___ SUPPLIED DATA ___

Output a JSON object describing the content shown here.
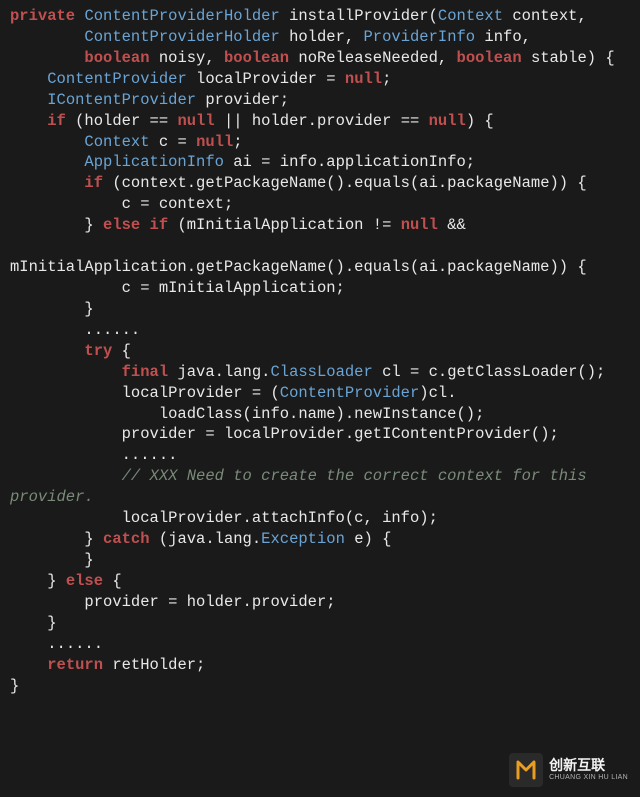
{
  "code": {
    "tokens": [
      {
        "c": "kw",
        "t": "private"
      },
      {
        "c": "txt",
        "t": " "
      },
      {
        "c": "type",
        "t": "ContentProviderHolder"
      },
      {
        "c": "txt",
        "t": " installProvider("
      },
      {
        "c": "type",
        "t": "Context"
      },
      {
        "c": "txt",
        "t": " context,\n"
      },
      {
        "c": "txt",
        "t": "        "
      },
      {
        "c": "type",
        "t": "ContentProviderHolder"
      },
      {
        "c": "txt",
        "t": " holder, "
      },
      {
        "c": "type",
        "t": "ProviderInfo"
      },
      {
        "c": "txt",
        "t": " info,\n"
      },
      {
        "c": "txt",
        "t": "        "
      },
      {
        "c": "kw",
        "t": "boolean"
      },
      {
        "c": "txt",
        "t": " noisy, "
      },
      {
        "c": "kw",
        "t": "boolean"
      },
      {
        "c": "txt",
        "t": " noReleaseNeeded, "
      },
      {
        "c": "kw",
        "t": "boolean"
      },
      {
        "c": "txt",
        "t": " stable) {\n"
      },
      {
        "c": "txt",
        "t": "    "
      },
      {
        "c": "type",
        "t": "ContentProvider"
      },
      {
        "c": "txt",
        "t": " localProvider = "
      },
      {
        "c": "kw",
        "t": "null"
      },
      {
        "c": "txt",
        "t": ";\n"
      },
      {
        "c": "txt",
        "t": "    "
      },
      {
        "c": "type",
        "t": "IContentProvider"
      },
      {
        "c": "txt",
        "t": " provider;\n"
      },
      {
        "c": "txt",
        "t": "    "
      },
      {
        "c": "kw",
        "t": "if"
      },
      {
        "c": "txt",
        "t": " (holder == "
      },
      {
        "c": "kw",
        "t": "null"
      },
      {
        "c": "txt",
        "t": " || holder.provider == "
      },
      {
        "c": "kw",
        "t": "null"
      },
      {
        "c": "txt",
        "t": ") {\n"
      },
      {
        "c": "txt",
        "t": "        "
      },
      {
        "c": "type",
        "t": "Context"
      },
      {
        "c": "txt",
        "t": " c = "
      },
      {
        "c": "kw",
        "t": "null"
      },
      {
        "c": "txt",
        "t": ";\n"
      },
      {
        "c": "txt",
        "t": "        "
      },
      {
        "c": "type",
        "t": "ApplicationInfo"
      },
      {
        "c": "txt",
        "t": " ai = info.applicationInfo;\n"
      },
      {
        "c": "txt",
        "t": "        "
      },
      {
        "c": "kw",
        "t": "if"
      },
      {
        "c": "txt",
        "t": " (context.getPackageName().equals(ai.packageName)) {\n"
      },
      {
        "c": "txt",
        "t": "            c = context;\n"
      },
      {
        "c": "txt",
        "t": "        } "
      },
      {
        "c": "kw",
        "t": "else if"
      },
      {
        "c": "txt",
        "t": " (mInitialApplication != "
      },
      {
        "c": "kw",
        "t": "null"
      },
      {
        "c": "txt",
        "t": " &&\n"
      },
      {
        "c": "txt",
        "t": "\nmInitialApplication.getPackageName().equals(ai.packageName)) {\n"
      },
      {
        "c": "txt",
        "t": "            c = mInitialApplication;\n"
      },
      {
        "c": "txt",
        "t": "        }\n"
      },
      {
        "c": "txt",
        "t": "        ......\n"
      },
      {
        "c": "txt",
        "t": "        "
      },
      {
        "c": "kw",
        "t": "try"
      },
      {
        "c": "txt",
        "t": " {\n"
      },
      {
        "c": "txt",
        "t": "            "
      },
      {
        "c": "kw",
        "t": "final"
      },
      {
        "c": "txt",
        "t": " java.lang."
      },
      {
        "c": "type",
        "t": "ClassLoader"
      },
      {
        "c": "txt",
        "t": " cl = c.getClassLoader();\n"
      },
      {
        "c": "txt",
        "t": "            localProvider = ("
      },
      {
        "c": "type",
        "t": "ContentProvider"
      },
      {
        "c": "txt",
        "t": ")cl.\n"
      },
      {
        "c": "txt",
        "t": "                loadClass(info.name).newInstance();\n"
      },
      {
        "c": "txt",
        "t": "            provider = localProvider.getIContentProvider();\n"
      },
      {
        "c": "txt",
        "t": "            ......\n"
      },
      {
        "c": "txt",
        "t": "            "
      },
      {
        "c": "cmt",
        "t": "// XXX Need to create the correct context for this provider."
      },
      {
        "c": "txt",
        "t": "\n"
      },
      {
        "c": "txt",
        "t": "            localProvider.attachInfo(c, info);\n"
      },
      {
        "c": "txt",
        "t": "        } "
      },
      {
        "c": "kw",
        "t": "catch"
      },
      {
        "c": "txt",
        "t": " (java.lang."
      },
      {
        "c": "type",
        "t": "Exception"
      },
      {
        "c": "txt",
        "t": " e) {\n"
      },
      {
        "c": "txt",
        "t": "        }\n"
      },
      {
        "c": "txt",
        "t": "    } "
      },
      {
        "c": "kw",
        "t": "else"
      },
      {
        "c": "txt",
        "t": " {\n"
      },
      {
        "c": "txt",
        "t": "        provider = holder.provider;\n"
      },
      {
        "c": "txt",
        "t": "    }\n"
      },
      {
        "c": "txt",
        "t": "    ......\n"
      },
      {
        "c": "txt",
        "t": "    "
      },
      {
        "c": "kw",
        "t": "return"
      },
      {
        "c": "txt",
        "t": " retHolder;\n"
      },
      {
        "c": "txt",
        "t": "}"
      }
    ]
  },
  "watermark": {
    "cn": "创新互联",
    "py": "CHUANG XIN HU LIAN",
    "logo_color": "#f5a623"
  }
}
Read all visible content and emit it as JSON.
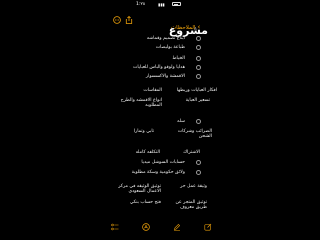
{
  "status": {
    "time": "1:٢٨"
  },
  "nav": {
    "back_label": "الملاحظات"
  },
  "note": {
    "title": "مشروع",
    "checklist_top": [
      "ابتاع تصميم وقماشه",
      "طباعة بوليصات",
      "الخياط",
      "هدايا ولوقو والباس للعبايات",
      "الاقمشة والاكسسوار"
    ],
    "table_rows": [
      {
        "right": "المقاسات",
        "left": "افكار العبايات وربطها"
      },
      {
        "right": "تسعير العباية",
        "left": "انواع الاقمشه والطرح المطلوبه"
      }
    ],
    "checklist_mid": [
      "سله"
    ],
    "table2_rows": [
      {
        "right": "الضرائب وشركات الشحن",
        "left": "تابي وتمارا"
      },
      {
        "right": "الاشتراك",
        "left": "التكلفه كامله"
      }
    ],
    "checklist_bottom": [
      "حسابات السوشل ميديا",
      "ولائق حكومية وسكة مطلوبة"
    ],
    "table3_rows": [
      {
        "right": "وثيقة عمل حر",
        "left": "توثيق الوثيقه في مركز الاعمال السعودي"
      },
      {
        "right": "توثيق المتجر عن طريق معروف",
        "left": "فتح حساب بنكي"
      }
    ]
  },
  "toolbar": {
    "checklist_icon": "checklist-icon",
    "camera_icon": "camera-icon",
    "markup_icon": "markup-pen-icon",
    "compose_icon": "compose-icon"
  }
}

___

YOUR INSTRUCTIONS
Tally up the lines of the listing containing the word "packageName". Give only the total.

SOLUTION FOR THIS TASK
2